#### [Work order]
Here is a block of records. Copy every line in it that includes "this".

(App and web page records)

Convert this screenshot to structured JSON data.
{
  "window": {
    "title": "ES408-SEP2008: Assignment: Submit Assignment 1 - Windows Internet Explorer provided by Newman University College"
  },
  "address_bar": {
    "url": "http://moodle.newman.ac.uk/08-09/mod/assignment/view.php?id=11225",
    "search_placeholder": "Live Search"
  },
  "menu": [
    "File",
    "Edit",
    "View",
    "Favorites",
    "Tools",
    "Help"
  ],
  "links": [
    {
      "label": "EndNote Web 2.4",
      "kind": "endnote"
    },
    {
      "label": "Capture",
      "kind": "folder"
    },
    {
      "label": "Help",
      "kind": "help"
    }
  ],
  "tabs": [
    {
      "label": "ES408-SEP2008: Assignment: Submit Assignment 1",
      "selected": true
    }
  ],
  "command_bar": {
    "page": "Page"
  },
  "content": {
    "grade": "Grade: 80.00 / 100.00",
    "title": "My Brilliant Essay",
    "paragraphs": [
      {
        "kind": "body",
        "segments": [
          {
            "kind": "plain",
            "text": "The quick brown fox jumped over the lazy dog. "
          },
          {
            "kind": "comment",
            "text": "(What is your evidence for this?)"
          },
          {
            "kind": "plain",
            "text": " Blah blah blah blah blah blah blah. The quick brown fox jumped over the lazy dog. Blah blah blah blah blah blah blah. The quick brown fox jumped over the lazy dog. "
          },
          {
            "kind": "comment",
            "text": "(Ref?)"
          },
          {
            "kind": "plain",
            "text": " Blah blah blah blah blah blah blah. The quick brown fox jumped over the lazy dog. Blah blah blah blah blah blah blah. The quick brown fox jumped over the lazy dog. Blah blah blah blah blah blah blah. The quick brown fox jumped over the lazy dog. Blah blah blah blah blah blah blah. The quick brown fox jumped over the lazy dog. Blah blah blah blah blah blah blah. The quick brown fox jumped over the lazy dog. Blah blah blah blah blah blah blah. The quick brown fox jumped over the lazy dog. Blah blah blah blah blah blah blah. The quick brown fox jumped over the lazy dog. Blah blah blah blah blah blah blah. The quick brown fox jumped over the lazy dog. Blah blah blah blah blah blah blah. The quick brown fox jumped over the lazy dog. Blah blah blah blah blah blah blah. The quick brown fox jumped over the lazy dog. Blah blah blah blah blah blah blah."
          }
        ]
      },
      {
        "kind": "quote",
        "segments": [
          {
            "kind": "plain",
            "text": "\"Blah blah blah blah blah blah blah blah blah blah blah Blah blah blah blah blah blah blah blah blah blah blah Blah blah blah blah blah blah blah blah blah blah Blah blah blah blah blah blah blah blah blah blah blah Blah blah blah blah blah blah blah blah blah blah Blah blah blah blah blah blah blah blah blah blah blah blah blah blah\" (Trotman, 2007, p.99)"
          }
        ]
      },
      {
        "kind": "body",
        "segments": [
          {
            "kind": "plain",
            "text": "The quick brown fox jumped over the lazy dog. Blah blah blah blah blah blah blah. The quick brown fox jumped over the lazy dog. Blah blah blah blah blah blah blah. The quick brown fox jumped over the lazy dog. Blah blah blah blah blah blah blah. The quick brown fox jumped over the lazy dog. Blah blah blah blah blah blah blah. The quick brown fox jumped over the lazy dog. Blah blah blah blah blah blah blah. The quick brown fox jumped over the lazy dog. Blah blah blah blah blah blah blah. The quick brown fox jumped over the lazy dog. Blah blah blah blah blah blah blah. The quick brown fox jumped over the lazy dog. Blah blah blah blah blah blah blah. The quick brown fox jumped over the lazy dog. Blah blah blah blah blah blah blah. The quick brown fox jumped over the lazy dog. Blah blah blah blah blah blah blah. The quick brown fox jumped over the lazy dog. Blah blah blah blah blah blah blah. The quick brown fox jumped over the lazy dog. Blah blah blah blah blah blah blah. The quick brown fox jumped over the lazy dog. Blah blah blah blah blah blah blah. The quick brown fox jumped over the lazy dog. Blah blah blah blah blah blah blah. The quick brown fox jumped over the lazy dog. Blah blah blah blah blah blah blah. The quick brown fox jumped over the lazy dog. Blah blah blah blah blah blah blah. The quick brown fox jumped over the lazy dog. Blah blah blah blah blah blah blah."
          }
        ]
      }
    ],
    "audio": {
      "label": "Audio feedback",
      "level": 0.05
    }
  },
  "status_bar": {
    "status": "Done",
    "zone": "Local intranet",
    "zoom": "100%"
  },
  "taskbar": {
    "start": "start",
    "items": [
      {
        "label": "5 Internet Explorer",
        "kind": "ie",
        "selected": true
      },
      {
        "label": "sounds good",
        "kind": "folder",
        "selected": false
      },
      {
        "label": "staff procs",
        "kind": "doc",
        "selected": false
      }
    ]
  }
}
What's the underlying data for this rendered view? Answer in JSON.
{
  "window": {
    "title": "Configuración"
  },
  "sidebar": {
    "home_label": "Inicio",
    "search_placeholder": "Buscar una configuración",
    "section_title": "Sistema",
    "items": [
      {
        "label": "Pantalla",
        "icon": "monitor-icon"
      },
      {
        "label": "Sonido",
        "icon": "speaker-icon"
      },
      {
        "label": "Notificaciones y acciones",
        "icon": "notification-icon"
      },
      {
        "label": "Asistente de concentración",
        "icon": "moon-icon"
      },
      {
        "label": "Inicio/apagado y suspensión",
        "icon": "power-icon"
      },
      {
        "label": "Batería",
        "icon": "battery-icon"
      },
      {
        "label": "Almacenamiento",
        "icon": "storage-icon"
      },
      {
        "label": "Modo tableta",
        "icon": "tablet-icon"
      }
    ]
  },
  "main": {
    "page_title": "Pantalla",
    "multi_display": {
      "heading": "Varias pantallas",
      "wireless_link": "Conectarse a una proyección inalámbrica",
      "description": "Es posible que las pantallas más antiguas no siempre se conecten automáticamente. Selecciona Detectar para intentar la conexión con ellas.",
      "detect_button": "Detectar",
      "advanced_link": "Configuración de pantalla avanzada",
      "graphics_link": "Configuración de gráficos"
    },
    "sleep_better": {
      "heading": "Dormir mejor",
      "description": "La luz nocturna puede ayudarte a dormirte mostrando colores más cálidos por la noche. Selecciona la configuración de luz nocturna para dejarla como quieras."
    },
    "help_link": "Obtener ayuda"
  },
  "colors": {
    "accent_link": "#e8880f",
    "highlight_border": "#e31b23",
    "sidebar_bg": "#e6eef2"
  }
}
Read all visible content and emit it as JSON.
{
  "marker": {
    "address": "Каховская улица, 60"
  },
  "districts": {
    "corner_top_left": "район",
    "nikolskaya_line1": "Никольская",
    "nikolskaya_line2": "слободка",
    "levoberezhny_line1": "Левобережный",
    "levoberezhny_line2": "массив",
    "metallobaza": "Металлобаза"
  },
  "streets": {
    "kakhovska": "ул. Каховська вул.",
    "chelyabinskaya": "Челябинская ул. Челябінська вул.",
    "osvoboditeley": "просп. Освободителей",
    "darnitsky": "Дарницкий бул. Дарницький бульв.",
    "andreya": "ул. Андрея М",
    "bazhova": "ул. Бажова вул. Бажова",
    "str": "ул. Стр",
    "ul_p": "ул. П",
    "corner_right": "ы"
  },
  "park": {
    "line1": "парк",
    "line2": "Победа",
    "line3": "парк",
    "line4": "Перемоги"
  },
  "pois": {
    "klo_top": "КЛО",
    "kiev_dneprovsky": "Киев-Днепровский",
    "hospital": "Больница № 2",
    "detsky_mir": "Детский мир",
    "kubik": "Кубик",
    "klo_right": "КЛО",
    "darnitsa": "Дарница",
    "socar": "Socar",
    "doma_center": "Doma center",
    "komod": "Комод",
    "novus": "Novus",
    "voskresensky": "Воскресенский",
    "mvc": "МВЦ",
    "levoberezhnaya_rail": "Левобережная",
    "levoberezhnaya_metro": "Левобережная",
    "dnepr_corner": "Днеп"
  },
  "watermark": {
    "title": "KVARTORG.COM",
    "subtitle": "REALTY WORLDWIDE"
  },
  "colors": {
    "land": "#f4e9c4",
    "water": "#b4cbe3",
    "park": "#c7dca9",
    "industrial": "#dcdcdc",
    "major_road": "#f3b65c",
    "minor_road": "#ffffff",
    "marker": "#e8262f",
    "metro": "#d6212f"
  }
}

#### [Answer space]
Convert this screenshot to structured JSON data.
            "text": "(What is your evidence for this?)"
What's the underlying data for this rendered view? Answer in JSON.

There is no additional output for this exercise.